Publishing a message differs sending a message using the asynchronous one-way messaging pattern, for two reasons:
- There can be multiple receivers
- The receivers don't have to be known during the design of the sender
One of the biggest benefits is that additional receivers can be added later, without modifying the sender. This means that besides temporal decoupling, the sender is also logically decoupled from any possible receiver.
Messages that are published often represent events, i.e. things that have happened. For example, "order cancelled", "product went out of stock", and "shipping delayed". Sometimes an event is published after handling a command. For example, successful handling of a "cancel order" command may result in publishing an "order cancelled" event. A publisher does not have to publish an event after handling a command, but it is a common scenario.
Since many commands may be received in a short period of time, publishing an event to all subscribers for each command may saturate the system with messages, and may not be the best solution. A better solution may be to publish a single message as a result of all the commands that were handled over a given period of time. The appropriate period of time depends on the Service Level Agreement of the publisher with respect to how soon an event should be published after a given command is handled. For example, in a financial domain that may have to be as little as 10 ms, but in an e-commerce, a minute may be acceptable.
Read more about how events are used in NServiceBus.
Subscribers are also both temporally and logically disconnected in that they do not need to be aware of the location and the working of the publisher. The message system will take care of the subscriptions and make sure published messages will arrive at the subscriber. This is often done based on the contract.
Command query separation
Many systems provide users with the ability to search, filter, sort, and change data.
In some client-server systems, a server simply exposes all CRUD (create, read, update, and delete) operations to the client. However, when the same database table is used both to perform CRUD operations in a highly consistent manner while handling commands, and to query data for users to read, those commands and queries contend with each other. This often results in poor system performance, both for commands and queries.
This problem can be avoided by separating commands and queries at the system level, above even the client and server. This solution takes advantage of the fact that in many, or even most, scenarios, the data returned to users does not have to be completely up to date; it can be slightly out of date without causing significant problems.

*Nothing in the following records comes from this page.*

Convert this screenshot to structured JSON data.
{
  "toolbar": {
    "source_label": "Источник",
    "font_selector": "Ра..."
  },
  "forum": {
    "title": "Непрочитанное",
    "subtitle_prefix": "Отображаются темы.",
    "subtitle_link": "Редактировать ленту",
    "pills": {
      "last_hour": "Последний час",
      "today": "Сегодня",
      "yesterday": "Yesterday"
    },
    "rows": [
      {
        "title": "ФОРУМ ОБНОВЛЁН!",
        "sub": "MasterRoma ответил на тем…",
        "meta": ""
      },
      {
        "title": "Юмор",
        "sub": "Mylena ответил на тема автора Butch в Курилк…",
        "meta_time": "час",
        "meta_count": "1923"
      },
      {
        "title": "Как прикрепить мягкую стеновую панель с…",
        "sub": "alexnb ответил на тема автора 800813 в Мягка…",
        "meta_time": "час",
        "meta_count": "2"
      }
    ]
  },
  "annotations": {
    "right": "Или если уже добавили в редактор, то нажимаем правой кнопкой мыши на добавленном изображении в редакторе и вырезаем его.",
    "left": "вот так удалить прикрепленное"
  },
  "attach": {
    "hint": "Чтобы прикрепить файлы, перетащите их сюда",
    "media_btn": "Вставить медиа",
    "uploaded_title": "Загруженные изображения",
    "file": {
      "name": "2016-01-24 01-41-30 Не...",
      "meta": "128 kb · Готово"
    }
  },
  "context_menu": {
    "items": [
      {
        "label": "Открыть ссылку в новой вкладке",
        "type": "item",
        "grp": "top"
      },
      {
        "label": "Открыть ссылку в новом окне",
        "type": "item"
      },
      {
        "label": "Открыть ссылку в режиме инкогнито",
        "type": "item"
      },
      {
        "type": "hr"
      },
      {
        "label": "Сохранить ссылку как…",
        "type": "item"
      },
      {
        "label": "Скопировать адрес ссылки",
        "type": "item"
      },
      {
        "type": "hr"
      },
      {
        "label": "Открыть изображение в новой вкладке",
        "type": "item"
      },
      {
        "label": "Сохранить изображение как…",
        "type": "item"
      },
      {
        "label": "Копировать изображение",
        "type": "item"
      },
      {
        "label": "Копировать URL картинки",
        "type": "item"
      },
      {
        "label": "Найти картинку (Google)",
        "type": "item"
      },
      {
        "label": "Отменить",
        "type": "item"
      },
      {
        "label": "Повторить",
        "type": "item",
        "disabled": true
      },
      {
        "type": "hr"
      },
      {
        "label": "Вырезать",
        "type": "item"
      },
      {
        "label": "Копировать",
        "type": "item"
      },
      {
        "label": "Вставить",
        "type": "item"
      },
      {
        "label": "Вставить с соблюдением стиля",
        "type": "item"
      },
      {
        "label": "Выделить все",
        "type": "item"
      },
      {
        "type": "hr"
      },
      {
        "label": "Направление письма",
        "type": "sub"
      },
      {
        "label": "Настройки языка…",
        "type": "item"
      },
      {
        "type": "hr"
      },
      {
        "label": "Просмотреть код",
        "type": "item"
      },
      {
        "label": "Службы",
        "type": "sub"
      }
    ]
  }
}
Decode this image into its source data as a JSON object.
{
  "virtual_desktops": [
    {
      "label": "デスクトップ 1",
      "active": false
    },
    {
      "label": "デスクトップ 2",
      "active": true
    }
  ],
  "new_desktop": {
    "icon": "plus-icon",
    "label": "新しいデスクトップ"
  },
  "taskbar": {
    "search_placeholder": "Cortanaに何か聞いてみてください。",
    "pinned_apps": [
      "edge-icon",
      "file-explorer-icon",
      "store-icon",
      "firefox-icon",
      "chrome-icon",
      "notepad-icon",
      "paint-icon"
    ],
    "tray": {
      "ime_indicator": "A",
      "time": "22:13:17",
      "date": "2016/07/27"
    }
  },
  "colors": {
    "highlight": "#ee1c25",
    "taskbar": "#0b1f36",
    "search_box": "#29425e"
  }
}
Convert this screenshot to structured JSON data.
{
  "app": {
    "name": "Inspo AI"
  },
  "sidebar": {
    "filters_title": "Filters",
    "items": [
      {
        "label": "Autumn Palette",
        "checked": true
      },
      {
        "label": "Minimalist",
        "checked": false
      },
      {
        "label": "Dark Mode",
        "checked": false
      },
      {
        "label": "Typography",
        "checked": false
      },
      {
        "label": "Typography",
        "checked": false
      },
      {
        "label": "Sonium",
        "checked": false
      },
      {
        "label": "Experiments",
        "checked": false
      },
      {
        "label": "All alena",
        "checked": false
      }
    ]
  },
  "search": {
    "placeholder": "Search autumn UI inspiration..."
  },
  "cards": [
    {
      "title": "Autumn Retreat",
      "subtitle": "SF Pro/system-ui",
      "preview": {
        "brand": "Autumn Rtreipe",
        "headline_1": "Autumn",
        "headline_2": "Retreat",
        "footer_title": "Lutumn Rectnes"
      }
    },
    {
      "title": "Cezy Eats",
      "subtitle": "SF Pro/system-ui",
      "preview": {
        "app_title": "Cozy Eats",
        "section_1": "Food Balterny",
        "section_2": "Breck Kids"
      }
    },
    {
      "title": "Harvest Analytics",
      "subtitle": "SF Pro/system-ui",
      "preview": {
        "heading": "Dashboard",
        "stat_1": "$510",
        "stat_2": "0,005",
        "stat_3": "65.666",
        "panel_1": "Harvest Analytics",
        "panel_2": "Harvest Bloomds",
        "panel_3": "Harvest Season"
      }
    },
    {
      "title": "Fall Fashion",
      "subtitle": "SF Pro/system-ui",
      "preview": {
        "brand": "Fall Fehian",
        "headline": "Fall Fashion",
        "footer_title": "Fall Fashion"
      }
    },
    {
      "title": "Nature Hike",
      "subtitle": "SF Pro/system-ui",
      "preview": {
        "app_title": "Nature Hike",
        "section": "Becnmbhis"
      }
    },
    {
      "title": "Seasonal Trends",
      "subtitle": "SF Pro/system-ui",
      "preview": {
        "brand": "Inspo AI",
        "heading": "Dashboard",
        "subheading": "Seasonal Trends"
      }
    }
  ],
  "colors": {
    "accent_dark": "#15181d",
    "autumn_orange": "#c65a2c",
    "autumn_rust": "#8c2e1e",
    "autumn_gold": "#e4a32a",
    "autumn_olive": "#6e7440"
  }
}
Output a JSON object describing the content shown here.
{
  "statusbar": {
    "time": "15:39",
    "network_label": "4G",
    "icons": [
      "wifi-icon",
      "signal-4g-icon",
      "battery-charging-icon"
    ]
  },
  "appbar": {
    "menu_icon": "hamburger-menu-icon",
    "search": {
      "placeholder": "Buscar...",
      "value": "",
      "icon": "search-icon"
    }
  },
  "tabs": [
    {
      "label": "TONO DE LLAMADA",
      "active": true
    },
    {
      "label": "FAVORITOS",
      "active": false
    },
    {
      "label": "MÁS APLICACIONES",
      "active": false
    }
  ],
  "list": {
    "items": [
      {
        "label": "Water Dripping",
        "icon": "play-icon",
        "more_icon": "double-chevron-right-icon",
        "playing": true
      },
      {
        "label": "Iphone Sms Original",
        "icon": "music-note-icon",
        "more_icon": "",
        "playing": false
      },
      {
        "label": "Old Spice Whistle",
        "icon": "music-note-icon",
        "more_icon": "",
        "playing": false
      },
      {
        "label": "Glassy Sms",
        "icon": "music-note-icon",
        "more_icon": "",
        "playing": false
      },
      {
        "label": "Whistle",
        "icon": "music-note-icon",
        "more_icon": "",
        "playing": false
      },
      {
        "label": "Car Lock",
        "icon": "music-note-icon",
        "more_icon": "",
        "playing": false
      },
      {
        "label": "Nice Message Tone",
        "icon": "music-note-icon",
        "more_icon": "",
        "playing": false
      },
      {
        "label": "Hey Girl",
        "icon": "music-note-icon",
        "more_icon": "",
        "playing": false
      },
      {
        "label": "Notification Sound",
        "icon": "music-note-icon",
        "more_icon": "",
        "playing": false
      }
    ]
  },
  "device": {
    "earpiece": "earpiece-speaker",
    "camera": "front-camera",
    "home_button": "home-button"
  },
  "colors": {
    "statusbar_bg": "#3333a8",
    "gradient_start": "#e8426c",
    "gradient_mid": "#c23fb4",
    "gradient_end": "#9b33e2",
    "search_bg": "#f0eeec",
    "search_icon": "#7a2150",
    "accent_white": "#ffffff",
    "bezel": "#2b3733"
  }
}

In this solution there are two components that each span both client and server. One component handles commands and the other responds to queries. The components communicate using only messages and their data is held separately, possibly even in separate databases, servers, or storage technologies. One component cannot access the other's data:
The command component publishes messages and the query component subscribes to them. When the query component receives a message, it stores appropriate data in a schema which is often optimized for queries, such as a star schema in a database or a cache of JSON documents. It may also cache some query responses in memory.